Thursday, April 21, 2011

The Drone Zone: Congrotronics!

I think it's important to make forays outside of one's standard listening habits by trying new genres and styles of music. But it's one thing to say, "I need to find more good jazz", or "I wonder what the ten best dub albums are"; it's another thing entirely when the genre that interests you is not a genre but an entire continent. Other than the mighty, mighty Fela Kuti, Ali Farka Touré, and a couple of the popular Éthiopiques compilations, I know almost nothing about the countless varieties of African music. So, shame on me, and my apologies to Asia, the other continent I have yet to explore musically (does Antarctica count?).
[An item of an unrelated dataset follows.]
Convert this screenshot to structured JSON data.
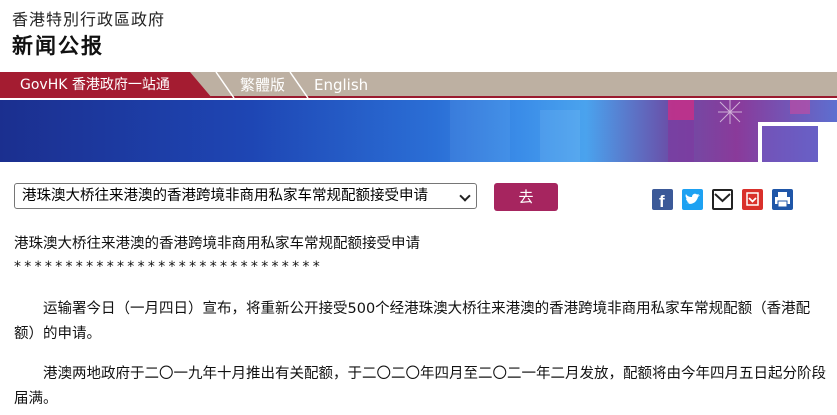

This brilliant compilation has gotten me all worked up about Congolose street music. I will admit that the participation of Animal Collective was the thing that piqued my attention, but each and every track brings this wild, rolling, rhythmic, distorted, pulsing, joyous style of music to life. Featuring Western indie/electronic covers, remixes, and adaptations of Congrotronics vanguard artists like Konono Nº 1 and the Kasai Allstars, Tradi-Mods vs. Rockers shows just how much the West has already absorbed from this style of music; it seems that the Animal Collective discovered these artists years ago and have been trying to recreate their electric street hootenanny ever since.

This track, a reinterpretation of Konono Nº 1's "Kule Kule" by Bear Bones, Lay Low, spends a few minutes in deep, distorted bass grime before morphing into a shifting, insistent polyrhythmic space drone. It sounds utterly modern and as primal as Pangaea at the same time. Play it loud!

Bear Bones, Lay Low, "Kuletronics":

West Coast Psych: Tame Impala

This album is on super heavy rotation here at Medium Rotation, where anything with anvil-heavy riffs and strong melodies moves to the front of the class. The 70s-style art looks like a Can cover gone pastoral, but inside is a platter which takes the image of clouds vanishing into infinity and translates it into wispy tunes which float over the much, much heavier guitar riffage. Which is a neat trick: it rocks, and sometimes rocks hard, but the vocal lines, in a type of stoner rock counterpoint, float above and give the heavy a creamy frosting.

Tame Impala are from Perth, Australia, which is not quite the West Coast implied in the title of this post. But these guys don't really sound much like 60s/70s California psych-rock too much; there's much less noodling. Instead, they channel the best melodic heavy rock of the last four decades: the Beatles, Hendrix, Pink Floyd, Ride, Dinosaur Jr., Black Mountain, Queens of the Stone Age, Dungen. If you like any of theses bands, give Tame Impala a listen, and turn it up.

The whole album is great, though it's pretty hard to find a physical copy at present. Here's one of their lighter tracks.

Tame Impala, "Alter Ego":

Wednesday, April 20, 2011

Neon Indian: "Deadbeat Summer"

Things are starting to warm up here in LA, so that means it's time to kick out the summer jams. This track is by Neon Indian, a.k.a. Texan Alan Palomo. Part of the current artistic trend of squeezing 80s radio sounds through a laptop and transforming them into bubbly electropop, Neon Indian could share a bill with Washed Out or Ariel Pink, but secretly I bet he would rather be reincarnated as a lo-fi Prince circa 1981 or 1982. Synth squiggles abound, and if the lyrical content is on the hazy side (sample song titles: "Laughing Gas", "Should Have Taken Acid With You"), the beeps and funky blips keep the music fun, and I especially like the way this guy makes a laptop sound like an old boombox. This track is from the highly enjoyable Psychic Chasms. Look out for Neon Indian's recent collaboration with the Flaming Lips as well.

Neon Indian, "Deadbeat Summer":